Well prepared businesses

Some businesses I am dealing with are already more ‘modern’ with their business model, i.e. they already have some flexibility with things like overheads, staff resourcing and the like and have adapted better to the use of technology.

For these businesses, going forward may be “business as usual” e.g. if they are an essential service. Alternatively, they are, in effect, in hibernation until customer demand resumes once the lockdown requirements lift. In other words, they are well placed. They just need to ride this out and ensure that they maintain the capability to be able to deliver when things get back online.

Distressed Businesses

Other businesses may be in a more dire situation. Some will be able to restructure their way to a sustainable future, others will not survive – either choosing to voluntarily shut down as the best or only viable option. For some that choice will be taken away from them.

These businesses will be faced with incredibly tough choices. They will either need to fundamentally change their business model or unfortunately, there will be no business for them to sell in the future.

Changes in customer and employee behaviour

Aside from the basics of business continuity, it will be interesting to see how consumer demand and employee behaviour will change as a result of the COVID-19 enforced ‘experience’. And, therefore, how this will influence business models.

With such an extreme event, it is interesting to see the changes that are being made in our society. These include working from home, the use of technology, integration of video as the first point of contact (e.g. interesting in the medical and education sectors), flexible working hours, family support structures and generational changes. These changes are just some that I can see as leading to positive transformation within our businesses.

It will also be interesting to see how many of these enforced changes will remain when we get back to ‘normal’, especially in situations where the expectations and preferences of customers and employees effectively demand that the changes become permanent. Many of the historical excuses constraining or prohibiting these changes will have evaporated, e.g. working from home has had to be implemented with real urgency in most businesses. In some cases, the genie will be out of the proverbial bottle. In others, it will just make good business sense.

Implications for Business Sales

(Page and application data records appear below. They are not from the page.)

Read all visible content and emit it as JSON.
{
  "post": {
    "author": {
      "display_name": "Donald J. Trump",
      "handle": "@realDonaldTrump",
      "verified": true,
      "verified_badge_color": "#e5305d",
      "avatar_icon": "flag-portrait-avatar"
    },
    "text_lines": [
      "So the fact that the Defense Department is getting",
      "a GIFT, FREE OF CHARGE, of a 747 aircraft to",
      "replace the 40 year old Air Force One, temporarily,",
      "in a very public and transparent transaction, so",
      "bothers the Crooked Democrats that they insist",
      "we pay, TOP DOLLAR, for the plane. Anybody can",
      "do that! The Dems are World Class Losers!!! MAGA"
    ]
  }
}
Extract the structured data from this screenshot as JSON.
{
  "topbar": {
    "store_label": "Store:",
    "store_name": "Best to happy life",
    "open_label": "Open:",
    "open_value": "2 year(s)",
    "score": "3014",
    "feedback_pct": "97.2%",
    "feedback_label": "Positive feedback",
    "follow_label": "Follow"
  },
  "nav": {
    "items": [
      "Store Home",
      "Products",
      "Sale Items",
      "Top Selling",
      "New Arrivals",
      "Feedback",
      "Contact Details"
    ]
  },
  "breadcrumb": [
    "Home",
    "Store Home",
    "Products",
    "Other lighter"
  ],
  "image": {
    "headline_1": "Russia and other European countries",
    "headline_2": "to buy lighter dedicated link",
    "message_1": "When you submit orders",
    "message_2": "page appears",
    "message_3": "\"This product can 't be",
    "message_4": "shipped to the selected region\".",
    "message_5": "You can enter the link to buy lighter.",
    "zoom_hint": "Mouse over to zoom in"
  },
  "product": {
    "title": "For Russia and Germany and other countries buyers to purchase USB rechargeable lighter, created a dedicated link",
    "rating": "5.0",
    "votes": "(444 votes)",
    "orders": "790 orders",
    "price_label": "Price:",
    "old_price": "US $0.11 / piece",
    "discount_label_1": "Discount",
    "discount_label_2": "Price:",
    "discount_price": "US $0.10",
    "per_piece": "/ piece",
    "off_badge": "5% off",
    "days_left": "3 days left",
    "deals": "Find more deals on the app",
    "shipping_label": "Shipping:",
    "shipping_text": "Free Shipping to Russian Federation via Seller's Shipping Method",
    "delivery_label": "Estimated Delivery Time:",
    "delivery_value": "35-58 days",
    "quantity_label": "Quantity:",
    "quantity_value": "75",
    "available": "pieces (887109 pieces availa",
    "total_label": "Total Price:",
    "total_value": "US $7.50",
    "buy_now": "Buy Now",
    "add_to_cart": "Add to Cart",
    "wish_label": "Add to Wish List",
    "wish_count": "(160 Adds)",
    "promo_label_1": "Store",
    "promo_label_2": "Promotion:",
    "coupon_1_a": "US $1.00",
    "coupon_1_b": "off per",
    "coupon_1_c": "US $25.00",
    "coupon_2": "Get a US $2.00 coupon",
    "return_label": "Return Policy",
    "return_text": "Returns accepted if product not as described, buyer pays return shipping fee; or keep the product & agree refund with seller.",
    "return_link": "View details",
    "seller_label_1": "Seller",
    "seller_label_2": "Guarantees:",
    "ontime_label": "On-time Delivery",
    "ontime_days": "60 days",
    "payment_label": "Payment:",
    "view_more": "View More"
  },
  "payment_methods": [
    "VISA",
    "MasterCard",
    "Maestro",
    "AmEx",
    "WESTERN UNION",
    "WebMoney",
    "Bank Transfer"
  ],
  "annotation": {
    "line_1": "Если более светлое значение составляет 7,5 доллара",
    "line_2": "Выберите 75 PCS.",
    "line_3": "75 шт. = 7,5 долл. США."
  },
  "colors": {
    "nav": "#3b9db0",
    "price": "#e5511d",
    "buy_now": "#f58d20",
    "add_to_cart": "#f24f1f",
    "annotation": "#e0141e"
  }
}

Clearly, there is a lot of uncertainty in the current market where everyone is re-evaluating their own situation. In the short term, this will mean that there will be limited business sales transactions, possibly excluding distressed business sales.

Therefore, once businesses successfully exit survival mode, I expect discussions to shift more toward the sales strategy side, i.e how and when to sell as opposed to an immediate business sale.

Some of the key questions I expect to be discussing with business owners include:

  • Have there have been changes to the sustainable earning of the business (excluding understandable one-off implications of the lockdown period)?
  • What’s happened to the risk profile of the business?
  • Has the COVID-19 event shown strengths in the business model or exposed additional risks?
  • How do business owners now view the quality of customers and suppliers and the business terms agreed with them?
  • How will perceptions of risk change in the market in general? E.g. ability to get funding?
  • How individuals view having their own business vs. working for someone else?
  • How the profile of potential purchasers for your business has changed – who will be in a position to do a deal and who won’t be?
  • Is an alternative structure for a business sale needed?

These questions will also have implications for the owners personally:

What does this mean for the original or preferred timeline for sale?

Will the value or timeline expectations of the owner need to change?

If any of these questions are difficult to answer positively then it will be very difficult to achieve a sale, let alone at a great price.

In short, there will be no going back to what things were like before COVID-19. The question will be what good business models look like going forward.

The business owner that can answer that question will have a business that is well-positioned for a successful sale in the future.